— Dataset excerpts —
------------------------------
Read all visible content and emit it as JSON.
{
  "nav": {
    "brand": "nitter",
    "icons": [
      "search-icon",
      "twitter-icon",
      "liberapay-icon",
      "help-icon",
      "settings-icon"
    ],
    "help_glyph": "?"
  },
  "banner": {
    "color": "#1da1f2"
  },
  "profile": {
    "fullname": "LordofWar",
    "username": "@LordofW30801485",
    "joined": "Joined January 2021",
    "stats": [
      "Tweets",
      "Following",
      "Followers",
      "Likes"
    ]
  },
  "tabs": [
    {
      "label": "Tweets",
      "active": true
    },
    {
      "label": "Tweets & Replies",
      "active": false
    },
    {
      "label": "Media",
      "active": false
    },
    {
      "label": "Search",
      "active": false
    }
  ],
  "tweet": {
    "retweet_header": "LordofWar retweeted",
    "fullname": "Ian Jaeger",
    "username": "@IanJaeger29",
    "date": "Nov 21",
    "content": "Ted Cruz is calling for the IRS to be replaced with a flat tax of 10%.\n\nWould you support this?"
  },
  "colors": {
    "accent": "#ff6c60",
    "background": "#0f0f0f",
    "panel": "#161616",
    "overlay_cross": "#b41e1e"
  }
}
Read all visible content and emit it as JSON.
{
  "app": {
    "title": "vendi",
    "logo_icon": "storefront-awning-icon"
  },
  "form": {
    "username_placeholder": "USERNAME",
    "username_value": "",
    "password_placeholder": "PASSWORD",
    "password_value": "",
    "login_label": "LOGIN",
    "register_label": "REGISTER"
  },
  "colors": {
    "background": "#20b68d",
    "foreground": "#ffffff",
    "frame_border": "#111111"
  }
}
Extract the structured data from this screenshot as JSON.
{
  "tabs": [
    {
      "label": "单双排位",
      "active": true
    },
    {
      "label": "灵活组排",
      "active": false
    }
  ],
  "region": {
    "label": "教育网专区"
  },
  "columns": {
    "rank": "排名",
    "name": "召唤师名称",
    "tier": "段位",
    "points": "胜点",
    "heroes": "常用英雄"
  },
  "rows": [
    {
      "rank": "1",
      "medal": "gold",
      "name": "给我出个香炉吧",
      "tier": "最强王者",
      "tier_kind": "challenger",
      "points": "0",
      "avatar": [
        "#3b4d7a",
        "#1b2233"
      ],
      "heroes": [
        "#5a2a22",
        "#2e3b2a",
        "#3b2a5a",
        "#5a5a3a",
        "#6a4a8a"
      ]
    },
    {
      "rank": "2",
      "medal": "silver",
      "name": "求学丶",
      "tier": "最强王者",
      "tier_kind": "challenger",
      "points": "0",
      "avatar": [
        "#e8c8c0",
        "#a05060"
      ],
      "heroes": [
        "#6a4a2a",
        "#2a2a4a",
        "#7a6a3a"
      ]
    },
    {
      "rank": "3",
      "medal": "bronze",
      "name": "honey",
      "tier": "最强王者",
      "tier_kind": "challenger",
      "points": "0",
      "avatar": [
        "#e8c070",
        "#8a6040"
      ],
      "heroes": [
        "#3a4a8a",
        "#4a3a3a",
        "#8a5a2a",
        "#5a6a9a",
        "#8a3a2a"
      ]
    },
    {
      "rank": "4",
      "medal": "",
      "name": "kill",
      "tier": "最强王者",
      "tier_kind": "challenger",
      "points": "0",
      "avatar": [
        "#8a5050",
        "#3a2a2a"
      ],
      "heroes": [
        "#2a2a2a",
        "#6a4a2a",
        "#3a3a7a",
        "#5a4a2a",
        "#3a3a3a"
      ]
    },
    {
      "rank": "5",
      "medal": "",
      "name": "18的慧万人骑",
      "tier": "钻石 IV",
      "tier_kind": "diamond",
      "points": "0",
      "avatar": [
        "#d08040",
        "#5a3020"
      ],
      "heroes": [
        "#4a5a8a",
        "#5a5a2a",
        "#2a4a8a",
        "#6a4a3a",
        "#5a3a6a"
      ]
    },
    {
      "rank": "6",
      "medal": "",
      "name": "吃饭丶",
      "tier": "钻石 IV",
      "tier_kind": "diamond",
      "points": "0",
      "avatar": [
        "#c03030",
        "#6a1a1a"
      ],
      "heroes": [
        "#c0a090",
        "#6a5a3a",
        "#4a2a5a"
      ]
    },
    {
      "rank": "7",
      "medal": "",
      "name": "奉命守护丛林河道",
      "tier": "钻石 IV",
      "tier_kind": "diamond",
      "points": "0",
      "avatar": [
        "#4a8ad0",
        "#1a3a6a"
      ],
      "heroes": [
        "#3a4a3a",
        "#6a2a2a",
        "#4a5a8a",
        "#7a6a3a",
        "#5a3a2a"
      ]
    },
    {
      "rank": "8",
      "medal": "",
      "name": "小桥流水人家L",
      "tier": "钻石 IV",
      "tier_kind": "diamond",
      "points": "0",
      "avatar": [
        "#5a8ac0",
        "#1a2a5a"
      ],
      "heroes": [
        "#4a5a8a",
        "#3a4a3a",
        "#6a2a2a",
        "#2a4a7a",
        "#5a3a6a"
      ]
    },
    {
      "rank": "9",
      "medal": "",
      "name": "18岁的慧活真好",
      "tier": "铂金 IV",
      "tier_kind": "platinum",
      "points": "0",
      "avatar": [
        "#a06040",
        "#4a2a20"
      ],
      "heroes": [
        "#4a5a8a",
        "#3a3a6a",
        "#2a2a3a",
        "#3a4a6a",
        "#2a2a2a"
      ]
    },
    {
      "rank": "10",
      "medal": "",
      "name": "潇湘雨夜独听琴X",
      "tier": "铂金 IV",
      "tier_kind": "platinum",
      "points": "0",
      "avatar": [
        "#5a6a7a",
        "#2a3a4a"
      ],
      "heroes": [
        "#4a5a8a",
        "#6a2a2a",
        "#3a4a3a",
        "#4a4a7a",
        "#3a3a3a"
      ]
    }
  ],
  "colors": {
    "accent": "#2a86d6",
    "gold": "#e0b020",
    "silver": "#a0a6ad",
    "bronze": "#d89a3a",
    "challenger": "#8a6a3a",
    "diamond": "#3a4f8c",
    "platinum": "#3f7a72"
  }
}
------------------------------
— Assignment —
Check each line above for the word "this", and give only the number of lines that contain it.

— Response below —
2